Soaring costs expected to accompany huge crowds in town for the Jan. 20 inauguration of Barack Obama could stick cash-strapped Washington, D.C., with a record-breaking bill for services.These estimates for four million people showing up are way overblown. Once those from far-flung regions of the country take a look at the late January forecast in DC, watching at home will be a far better option.
Security and capacity measures recommended by the District’s congressional delegate Eleanor Holmes Norton and others will almost certainly surpass the $15 million the federal government gives to the District each year to defray the cost of events, Norton said.
In 2005, with an estimated 300,000 in attendance, the second inauguration of President Bush cost the city more than $17 million, some of which was reimbursed with federal funds.
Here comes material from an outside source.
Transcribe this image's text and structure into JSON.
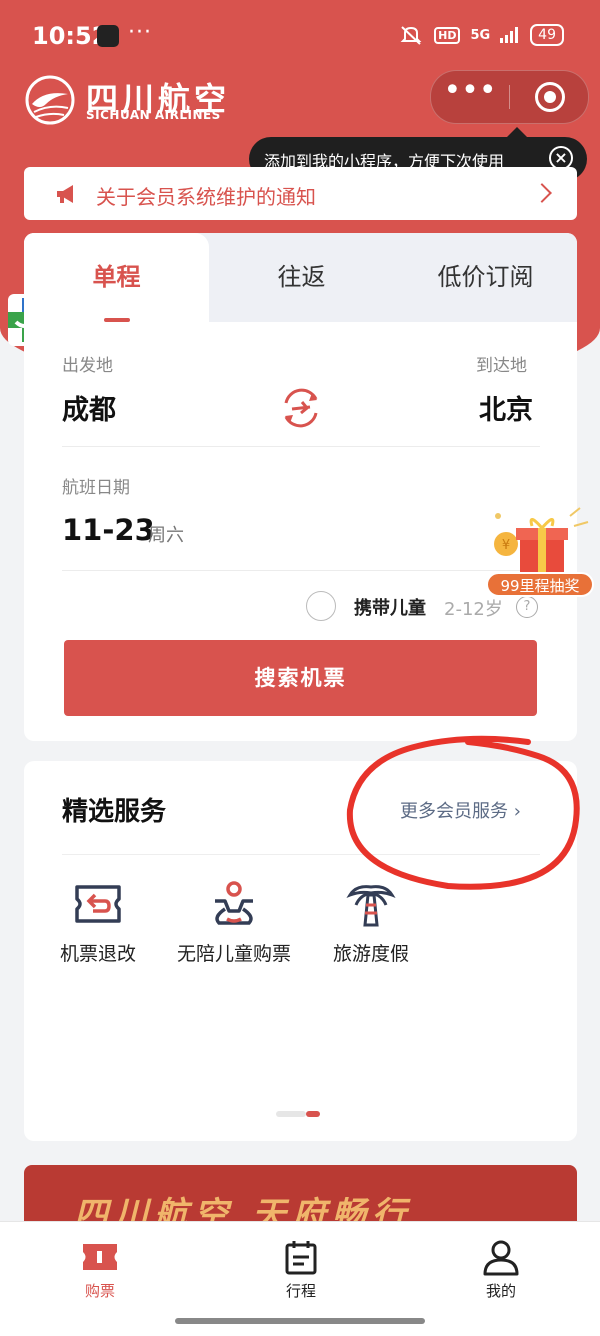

This year, officials estimate nearly five times that many people for the swearing in of President-elect Barack Obama.
Police Chief Cathy Lanier expects to use an additional 4,000 police officers from all over the country in addition to her 4,000-member force, she said earlier this month. The city’s inaugural budget allows for only 3,000 extra uniformed officers.
“There will be an additional amount necessary to handle the unprecedented crowds, and I am now working with my colleagues to deal with that amount,” Norton said, adding “it’s an outrage to have costs incurred for federal events.”
None of that will stop the fat-cat celebutards from showing up. Here's an idea: Maybe they can help pay the tab.
Hollywood celebrities are using their sparkle to lure DC powerbrokers to an A-list party celebrating Barack Obama's inauguration - while hitting up corporations and lobby firms for $150,000 to join the action.Five million? C'mon. Yesterday it was four million. Let's not get out of hand here.
Spike Lee, Susan Sarandon and Anne Hathaway are just some of the big names on the long roster of celebs hosting the Creative Coalition's Gala Inaugural Ball the night Obama gets sworn in.
Attendees would be among some 5 million people expected to flock to the historic inauguration. The largest inaugural to date was Lyndon B. Johnson's in 1965, which drew 1.2 million.